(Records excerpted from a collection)
---+---

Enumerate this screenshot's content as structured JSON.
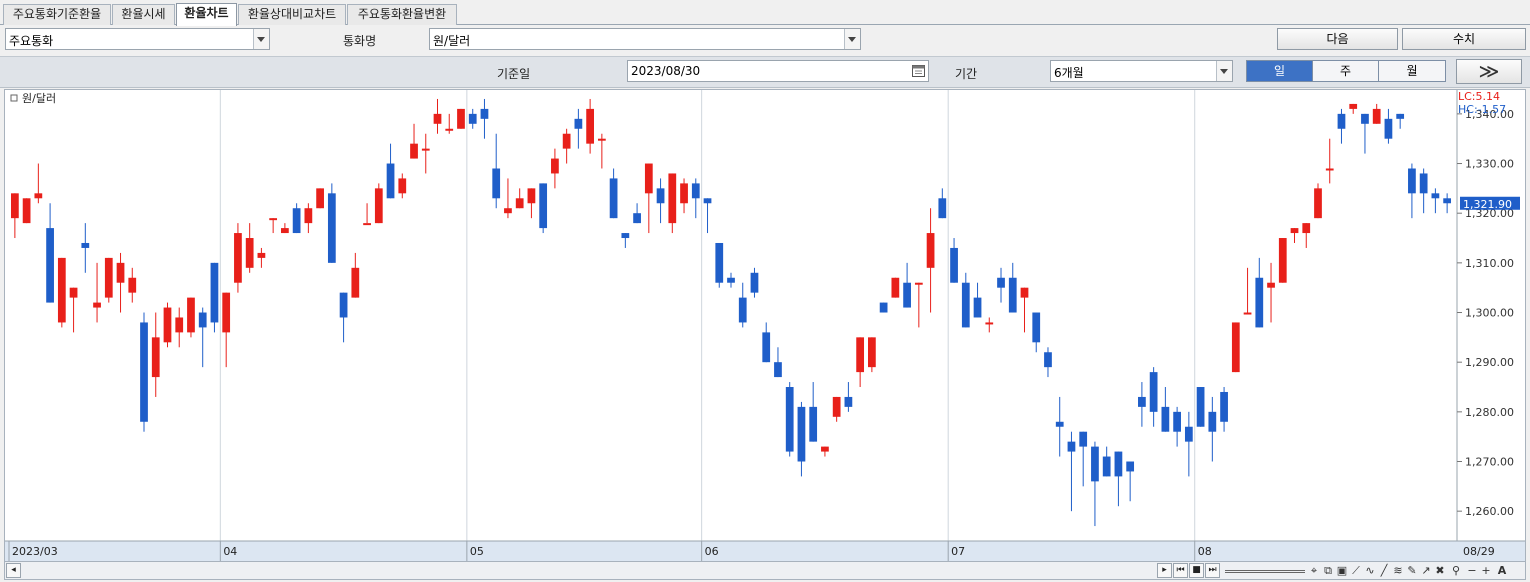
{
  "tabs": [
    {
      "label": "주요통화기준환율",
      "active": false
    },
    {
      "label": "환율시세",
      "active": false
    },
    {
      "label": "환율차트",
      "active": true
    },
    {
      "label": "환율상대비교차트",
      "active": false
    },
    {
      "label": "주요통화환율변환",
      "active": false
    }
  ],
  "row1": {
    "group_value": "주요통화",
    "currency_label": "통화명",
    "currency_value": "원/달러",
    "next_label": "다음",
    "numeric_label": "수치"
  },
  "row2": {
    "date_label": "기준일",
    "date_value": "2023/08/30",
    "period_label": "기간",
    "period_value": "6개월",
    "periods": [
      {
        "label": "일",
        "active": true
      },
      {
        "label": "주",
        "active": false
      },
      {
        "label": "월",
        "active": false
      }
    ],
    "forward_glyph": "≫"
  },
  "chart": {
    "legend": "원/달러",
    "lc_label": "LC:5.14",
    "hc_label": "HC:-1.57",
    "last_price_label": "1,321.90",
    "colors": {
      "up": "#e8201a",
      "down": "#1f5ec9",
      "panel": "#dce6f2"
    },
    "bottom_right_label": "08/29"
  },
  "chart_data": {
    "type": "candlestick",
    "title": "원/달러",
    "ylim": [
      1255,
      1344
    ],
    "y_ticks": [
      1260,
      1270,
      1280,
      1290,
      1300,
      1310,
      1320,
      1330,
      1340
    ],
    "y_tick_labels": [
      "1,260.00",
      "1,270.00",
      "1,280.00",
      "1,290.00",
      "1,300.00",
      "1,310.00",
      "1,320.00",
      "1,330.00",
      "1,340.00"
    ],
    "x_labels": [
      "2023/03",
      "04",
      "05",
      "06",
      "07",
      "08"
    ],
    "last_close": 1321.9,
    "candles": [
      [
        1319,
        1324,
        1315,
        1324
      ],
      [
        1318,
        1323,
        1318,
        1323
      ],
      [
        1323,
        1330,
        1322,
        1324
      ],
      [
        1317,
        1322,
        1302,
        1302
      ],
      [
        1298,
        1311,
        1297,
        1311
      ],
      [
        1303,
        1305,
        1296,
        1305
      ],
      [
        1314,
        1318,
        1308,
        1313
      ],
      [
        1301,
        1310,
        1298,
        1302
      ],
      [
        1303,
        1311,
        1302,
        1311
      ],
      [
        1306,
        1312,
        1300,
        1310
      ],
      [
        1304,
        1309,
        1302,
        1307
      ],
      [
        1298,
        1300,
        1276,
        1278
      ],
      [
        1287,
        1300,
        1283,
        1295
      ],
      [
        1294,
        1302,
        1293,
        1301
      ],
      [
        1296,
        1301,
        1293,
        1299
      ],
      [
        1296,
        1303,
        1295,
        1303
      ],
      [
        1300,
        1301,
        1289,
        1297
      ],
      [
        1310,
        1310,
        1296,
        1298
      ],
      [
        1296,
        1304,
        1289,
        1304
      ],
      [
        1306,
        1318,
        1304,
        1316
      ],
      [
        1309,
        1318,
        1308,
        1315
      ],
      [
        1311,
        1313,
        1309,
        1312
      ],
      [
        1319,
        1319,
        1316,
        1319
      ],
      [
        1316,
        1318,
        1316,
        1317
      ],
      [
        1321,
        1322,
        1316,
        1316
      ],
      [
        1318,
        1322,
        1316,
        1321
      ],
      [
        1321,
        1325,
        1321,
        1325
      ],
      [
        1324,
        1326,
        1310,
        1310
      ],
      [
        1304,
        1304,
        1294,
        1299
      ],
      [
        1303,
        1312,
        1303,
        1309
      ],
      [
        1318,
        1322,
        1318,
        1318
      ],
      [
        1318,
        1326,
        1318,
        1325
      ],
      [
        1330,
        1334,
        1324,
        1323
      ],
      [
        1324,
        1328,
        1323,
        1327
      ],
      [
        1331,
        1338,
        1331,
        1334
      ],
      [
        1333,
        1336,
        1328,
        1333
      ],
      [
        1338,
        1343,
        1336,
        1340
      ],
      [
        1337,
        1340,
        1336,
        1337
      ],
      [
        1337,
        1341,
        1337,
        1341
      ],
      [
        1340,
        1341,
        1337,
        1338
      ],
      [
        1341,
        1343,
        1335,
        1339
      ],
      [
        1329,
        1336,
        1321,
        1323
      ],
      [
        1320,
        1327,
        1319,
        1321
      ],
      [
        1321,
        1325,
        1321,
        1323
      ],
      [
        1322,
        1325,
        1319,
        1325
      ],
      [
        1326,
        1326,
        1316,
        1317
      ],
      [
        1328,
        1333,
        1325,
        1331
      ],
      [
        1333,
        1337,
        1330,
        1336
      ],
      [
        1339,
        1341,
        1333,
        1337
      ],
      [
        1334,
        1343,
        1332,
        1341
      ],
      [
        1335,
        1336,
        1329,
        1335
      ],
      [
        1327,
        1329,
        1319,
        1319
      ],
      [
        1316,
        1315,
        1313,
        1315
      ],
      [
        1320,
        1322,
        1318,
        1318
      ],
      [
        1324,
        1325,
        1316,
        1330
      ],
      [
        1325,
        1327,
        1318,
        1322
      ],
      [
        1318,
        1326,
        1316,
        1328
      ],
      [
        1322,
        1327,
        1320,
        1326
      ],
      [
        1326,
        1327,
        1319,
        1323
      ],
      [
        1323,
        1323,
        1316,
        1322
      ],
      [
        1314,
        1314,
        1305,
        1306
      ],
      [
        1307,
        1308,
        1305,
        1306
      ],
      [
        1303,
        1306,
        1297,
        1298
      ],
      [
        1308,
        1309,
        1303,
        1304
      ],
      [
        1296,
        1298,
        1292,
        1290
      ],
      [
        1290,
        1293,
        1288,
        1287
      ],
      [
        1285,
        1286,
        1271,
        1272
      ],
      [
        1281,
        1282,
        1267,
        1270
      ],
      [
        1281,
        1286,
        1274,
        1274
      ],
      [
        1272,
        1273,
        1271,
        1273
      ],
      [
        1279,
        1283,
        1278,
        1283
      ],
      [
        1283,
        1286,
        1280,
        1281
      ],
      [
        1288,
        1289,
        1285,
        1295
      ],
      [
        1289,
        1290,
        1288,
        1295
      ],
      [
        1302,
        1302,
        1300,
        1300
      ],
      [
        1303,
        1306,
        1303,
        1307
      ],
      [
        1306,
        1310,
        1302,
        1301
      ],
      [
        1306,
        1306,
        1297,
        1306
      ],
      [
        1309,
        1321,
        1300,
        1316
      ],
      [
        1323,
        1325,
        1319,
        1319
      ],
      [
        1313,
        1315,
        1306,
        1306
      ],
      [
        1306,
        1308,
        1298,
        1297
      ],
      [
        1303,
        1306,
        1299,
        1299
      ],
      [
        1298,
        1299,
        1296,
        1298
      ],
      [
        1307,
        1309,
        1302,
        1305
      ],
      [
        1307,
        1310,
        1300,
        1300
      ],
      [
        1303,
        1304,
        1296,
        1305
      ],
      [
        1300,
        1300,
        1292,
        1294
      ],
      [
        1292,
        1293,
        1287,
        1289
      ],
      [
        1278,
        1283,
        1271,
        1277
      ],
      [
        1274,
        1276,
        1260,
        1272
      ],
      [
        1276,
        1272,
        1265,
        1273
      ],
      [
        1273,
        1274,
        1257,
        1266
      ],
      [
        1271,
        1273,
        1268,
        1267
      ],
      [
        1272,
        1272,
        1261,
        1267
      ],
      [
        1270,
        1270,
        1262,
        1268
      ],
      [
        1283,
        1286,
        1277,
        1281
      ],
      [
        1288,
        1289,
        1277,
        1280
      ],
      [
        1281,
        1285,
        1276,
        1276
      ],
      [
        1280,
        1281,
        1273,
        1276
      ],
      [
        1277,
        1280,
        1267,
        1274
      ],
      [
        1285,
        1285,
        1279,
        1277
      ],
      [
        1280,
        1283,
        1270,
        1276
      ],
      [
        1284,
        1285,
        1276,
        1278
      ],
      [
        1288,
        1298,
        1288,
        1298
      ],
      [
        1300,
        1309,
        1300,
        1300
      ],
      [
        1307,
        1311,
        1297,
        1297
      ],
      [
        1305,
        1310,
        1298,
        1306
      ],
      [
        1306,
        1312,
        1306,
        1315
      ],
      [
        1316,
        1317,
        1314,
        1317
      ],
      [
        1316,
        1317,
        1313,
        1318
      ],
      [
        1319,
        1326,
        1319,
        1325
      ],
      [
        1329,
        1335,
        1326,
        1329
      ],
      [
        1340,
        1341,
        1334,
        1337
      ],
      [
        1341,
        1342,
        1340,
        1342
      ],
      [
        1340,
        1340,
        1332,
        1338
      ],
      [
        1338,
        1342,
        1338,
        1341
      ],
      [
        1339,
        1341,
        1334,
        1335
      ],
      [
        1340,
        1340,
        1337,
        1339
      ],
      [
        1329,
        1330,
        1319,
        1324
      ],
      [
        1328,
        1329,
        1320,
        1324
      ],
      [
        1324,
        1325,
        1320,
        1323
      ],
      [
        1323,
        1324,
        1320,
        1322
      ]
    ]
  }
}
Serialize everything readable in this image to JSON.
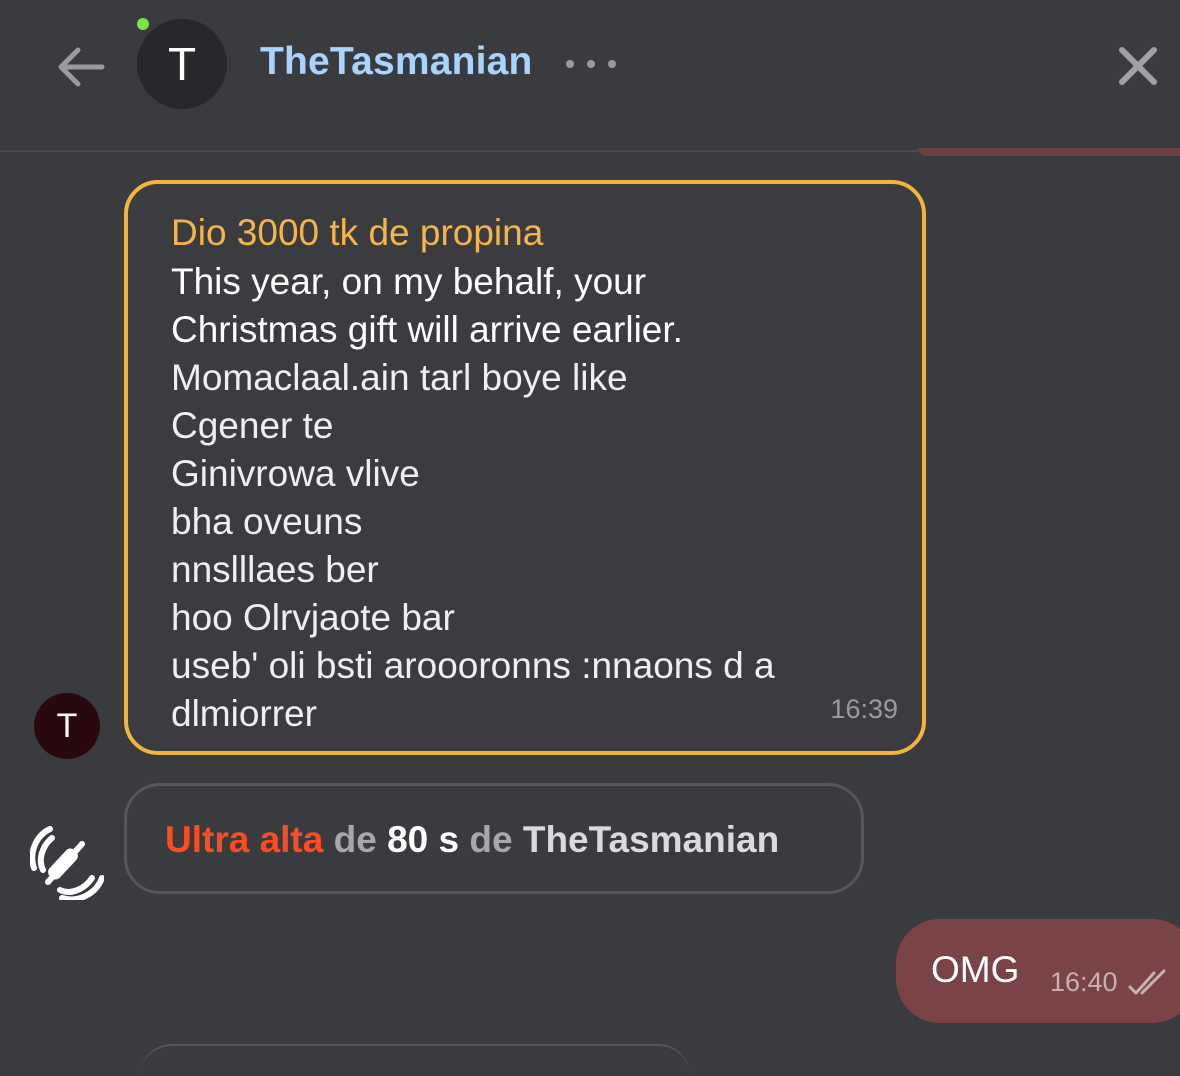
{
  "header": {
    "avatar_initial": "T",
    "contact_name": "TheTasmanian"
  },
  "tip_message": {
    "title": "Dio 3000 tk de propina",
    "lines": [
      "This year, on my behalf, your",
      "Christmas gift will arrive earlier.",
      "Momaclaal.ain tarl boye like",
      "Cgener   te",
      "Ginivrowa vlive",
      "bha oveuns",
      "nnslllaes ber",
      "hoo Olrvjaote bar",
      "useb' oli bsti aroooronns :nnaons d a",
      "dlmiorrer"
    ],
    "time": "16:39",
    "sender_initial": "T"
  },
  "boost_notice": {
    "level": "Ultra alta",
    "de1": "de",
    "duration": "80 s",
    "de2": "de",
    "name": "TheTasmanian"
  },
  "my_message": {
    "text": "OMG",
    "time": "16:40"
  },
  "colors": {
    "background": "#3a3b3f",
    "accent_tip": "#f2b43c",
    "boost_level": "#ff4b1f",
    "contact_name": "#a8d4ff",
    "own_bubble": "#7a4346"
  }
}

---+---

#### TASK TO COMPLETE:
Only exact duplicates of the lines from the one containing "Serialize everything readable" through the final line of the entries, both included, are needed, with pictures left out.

#### EXERCISE SOLUTION:
Serialize everything readable in this image to JSON.
{
  "header": {
    "avatar_initial": "T",
    "contact_name": "TheTasmanian"
  },
  "tip_message": {
    "title": "Dio 3000 tk de propina",
    "lines": [
      "This year, on my behalf, your",
      "Christmas gift will arrive earlier.",
      "Momaclaal.ain tarl boye like",
      "Cgener   te",
      "Ginivrowa vlive",
      "bha oveuns",
      "nnslllaes ber",
      "hoo Olrvjaote bar",
      "useb' oli bsti aroooronns :nnaons d a",
      "dlmiorrer"
    ],
    "time": "16:39",
    "sender_initial": "T"
  },
  "boost_notice": {
    "level": "Ultra alta",
    "de1": "de",
    "duration": "80 s",
    "de2": "de",
    "name": "TheTasmanian"
  },
  "my_message": {
    "text": "OMG",
    "time": "16:40"
  },
  "colors": {
    "background": "#3a3b3f",
    "accent_tip": "#f2b43c",
    "boost_level": "#ff4b1f",
    "contact_name": "#a8d4ff",
    "own_bubble": "#7a4346"
  }
}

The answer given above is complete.